→ **What you need to do**
Once you find the line containing "Output a JSON", output it and every line after it to the end of the records, exactly.

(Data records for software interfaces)
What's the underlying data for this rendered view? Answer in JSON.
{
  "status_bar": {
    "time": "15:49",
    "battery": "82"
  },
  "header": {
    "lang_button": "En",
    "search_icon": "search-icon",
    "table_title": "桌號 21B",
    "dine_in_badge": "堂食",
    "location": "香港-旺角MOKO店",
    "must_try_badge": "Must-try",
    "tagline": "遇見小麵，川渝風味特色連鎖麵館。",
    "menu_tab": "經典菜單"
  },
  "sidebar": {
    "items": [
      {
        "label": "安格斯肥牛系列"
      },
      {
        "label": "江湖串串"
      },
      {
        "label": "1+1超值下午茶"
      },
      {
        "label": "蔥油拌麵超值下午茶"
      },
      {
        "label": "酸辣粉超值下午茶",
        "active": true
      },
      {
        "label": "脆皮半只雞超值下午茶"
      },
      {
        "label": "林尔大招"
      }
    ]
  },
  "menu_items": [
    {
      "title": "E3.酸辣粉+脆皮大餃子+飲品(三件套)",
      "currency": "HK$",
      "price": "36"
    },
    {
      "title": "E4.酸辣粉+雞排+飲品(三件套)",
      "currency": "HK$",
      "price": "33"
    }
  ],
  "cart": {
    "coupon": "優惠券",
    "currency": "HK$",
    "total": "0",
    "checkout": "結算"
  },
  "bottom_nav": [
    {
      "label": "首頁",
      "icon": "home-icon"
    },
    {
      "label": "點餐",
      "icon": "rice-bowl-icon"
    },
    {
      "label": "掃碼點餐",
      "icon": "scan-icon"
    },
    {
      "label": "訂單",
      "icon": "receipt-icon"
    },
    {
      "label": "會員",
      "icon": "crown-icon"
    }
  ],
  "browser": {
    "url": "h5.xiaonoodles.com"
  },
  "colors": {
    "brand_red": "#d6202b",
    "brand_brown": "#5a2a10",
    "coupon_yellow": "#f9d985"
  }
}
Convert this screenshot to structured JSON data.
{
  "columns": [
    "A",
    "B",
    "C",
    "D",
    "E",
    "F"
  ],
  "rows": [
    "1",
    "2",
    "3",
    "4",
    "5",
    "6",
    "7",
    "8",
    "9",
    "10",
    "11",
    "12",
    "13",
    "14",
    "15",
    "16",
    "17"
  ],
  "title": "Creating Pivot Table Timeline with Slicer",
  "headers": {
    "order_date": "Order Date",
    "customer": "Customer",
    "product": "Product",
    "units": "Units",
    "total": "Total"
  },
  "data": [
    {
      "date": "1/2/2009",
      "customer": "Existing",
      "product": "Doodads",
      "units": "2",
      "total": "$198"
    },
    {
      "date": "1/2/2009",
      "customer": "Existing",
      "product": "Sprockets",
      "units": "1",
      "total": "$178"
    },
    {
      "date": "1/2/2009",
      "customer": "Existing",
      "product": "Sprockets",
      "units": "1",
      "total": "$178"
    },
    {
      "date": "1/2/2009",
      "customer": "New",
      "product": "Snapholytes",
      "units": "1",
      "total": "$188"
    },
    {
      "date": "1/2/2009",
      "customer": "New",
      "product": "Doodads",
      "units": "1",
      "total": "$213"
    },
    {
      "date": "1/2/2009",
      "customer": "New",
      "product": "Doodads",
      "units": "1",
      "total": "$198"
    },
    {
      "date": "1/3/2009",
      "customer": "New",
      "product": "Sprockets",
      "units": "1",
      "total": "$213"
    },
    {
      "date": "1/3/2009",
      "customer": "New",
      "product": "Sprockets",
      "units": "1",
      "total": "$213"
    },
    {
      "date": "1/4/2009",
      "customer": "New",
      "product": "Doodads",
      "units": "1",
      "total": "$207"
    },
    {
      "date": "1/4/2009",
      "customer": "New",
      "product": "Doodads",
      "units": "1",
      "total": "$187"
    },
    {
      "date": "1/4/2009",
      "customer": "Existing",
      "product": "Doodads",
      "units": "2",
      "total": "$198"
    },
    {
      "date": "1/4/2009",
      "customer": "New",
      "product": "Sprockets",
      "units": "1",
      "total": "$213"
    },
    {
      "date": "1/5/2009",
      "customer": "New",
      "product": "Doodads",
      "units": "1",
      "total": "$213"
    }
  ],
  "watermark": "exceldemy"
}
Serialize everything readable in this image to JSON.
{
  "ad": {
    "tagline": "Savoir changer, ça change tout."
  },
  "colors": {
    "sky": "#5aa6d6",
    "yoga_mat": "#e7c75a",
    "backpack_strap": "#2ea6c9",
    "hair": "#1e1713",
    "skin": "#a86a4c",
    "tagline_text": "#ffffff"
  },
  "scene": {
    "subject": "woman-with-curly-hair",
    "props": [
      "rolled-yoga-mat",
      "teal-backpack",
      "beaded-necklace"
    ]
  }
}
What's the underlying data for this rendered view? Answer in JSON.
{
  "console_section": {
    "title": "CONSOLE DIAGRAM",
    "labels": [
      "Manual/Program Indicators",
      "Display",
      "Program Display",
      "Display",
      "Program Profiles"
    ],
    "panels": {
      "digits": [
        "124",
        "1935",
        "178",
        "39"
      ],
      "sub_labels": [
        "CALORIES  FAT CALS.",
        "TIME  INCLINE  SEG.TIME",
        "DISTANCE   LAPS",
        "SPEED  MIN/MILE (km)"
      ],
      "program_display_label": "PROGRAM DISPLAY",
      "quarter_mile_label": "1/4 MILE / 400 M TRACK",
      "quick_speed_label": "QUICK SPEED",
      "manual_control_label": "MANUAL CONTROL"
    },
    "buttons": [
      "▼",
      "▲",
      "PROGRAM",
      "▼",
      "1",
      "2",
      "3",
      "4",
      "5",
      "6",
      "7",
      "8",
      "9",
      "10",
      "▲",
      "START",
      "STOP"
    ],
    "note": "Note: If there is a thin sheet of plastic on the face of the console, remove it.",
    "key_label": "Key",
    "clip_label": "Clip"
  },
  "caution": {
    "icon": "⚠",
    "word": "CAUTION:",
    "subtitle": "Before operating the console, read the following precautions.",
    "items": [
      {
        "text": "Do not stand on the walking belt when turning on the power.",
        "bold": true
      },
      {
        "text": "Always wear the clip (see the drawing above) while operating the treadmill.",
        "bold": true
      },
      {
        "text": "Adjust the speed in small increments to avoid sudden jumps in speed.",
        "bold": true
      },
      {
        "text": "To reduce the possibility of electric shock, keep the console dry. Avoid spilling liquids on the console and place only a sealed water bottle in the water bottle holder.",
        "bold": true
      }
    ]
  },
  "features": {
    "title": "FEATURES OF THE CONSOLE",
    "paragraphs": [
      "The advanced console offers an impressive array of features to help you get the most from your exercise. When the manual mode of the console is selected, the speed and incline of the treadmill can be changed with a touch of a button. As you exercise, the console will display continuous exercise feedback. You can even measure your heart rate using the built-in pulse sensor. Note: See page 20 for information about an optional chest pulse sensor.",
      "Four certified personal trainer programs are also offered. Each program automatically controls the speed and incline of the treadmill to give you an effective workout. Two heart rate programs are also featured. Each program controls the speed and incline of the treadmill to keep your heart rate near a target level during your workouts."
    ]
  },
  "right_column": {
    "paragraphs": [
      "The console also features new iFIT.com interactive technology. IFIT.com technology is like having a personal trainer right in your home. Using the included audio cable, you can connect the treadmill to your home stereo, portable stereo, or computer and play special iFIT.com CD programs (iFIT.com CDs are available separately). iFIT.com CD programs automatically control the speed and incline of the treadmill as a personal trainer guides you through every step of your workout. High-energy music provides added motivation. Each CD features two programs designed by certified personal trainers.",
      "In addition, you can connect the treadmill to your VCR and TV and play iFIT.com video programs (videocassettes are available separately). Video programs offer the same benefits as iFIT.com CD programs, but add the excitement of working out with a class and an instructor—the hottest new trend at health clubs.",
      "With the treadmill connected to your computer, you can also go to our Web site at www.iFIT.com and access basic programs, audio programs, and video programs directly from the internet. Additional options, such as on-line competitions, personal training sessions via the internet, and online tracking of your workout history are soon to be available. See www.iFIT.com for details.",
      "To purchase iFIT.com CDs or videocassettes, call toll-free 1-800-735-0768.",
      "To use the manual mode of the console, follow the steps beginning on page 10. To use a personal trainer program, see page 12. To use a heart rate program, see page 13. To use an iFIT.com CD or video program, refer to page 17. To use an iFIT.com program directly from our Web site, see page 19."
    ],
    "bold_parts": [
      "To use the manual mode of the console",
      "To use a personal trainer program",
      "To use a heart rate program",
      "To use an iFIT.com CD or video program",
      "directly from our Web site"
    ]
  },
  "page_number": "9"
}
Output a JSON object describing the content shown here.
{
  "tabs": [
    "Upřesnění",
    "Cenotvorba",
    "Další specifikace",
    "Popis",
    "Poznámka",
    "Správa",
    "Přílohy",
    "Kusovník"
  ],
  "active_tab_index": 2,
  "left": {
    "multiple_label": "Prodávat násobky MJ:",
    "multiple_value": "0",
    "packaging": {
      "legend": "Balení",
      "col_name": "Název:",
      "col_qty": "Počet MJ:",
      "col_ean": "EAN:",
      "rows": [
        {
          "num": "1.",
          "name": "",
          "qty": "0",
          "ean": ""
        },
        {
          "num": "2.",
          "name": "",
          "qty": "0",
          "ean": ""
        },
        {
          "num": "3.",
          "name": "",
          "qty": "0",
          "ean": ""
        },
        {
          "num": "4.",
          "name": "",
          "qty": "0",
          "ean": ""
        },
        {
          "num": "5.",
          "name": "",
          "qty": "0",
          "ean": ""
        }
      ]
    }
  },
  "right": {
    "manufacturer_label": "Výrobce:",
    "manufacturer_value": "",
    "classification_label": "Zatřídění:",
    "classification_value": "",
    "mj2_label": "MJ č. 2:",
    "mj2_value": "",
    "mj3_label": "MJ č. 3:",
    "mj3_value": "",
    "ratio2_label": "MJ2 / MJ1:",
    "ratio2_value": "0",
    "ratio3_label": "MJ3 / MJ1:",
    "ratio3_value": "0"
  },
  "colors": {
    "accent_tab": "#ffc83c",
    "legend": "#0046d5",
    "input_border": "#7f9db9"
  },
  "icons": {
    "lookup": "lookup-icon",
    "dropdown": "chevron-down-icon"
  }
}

→ **Your solution**
Output a JSON object describing the content shown here.
{
  "tabs": [
    "Upřesnění",
    "Cenotvorba",
    "Další specifikace",
    "Popis",
    "Poznámka",
    "Správa",
    "Přílohy",
    "Kusovník"
  ],
  "active_tab_index": 2,
  "left": {
    "multiple_label": "Prodávat násobky MJ:",
    "multiple_value": "0",
    "packaging": {
      "legend": "Balení",
      "col_name": "Název:",
      "col_qty": "Počet MJ:",
      "col_ean": "EAN:",
      "rows": [
        {
          "num": "1.",
          "name": "",
          "qty": "0",
          "ean": ""
        },
        {
          "num": "2.",
          "name": "",
          "qty": "0",
          "ean": ""
        },
        {
          "num": "3.",
          "name": "",
          "qty": "0",
          "ean": ""
        },
        {
          "num": "4.",
          "name": "",
          "qty": "0",
          "ean": ""
        },
        {
          "num": "5.",
          "name": "",
          "qty": "0",
          "ean": ""
        }
      ]
    }
  },
  "right": {
    "manufacturer_label": "Výrobce:",
    "manufacturer_value": "",
    "classification_label": "Zatřídění:",
    "classification_value": "",
    "mj2_label": "MJ č. 2:",
    "mj2_value": "",
    "mj3_label": "MJ č. 3:",
    "mj3_value": "",
    "ratio2_label": "MJ2 / MJ1:",
    "ratio2_value": "0",
    "ratio3_label": "MJ3 / MJ1:",
    "ratio3_value": "0"
  },
  "colors": {
    "accent_tab": "#ffc83c",
    "legend": "#0046d5",
    "input_border": "#7f9db9"
  },
  "icons": {
    "lookup": "lookup-icon",
    "dropdown": "chevron-down-icon"
  }
}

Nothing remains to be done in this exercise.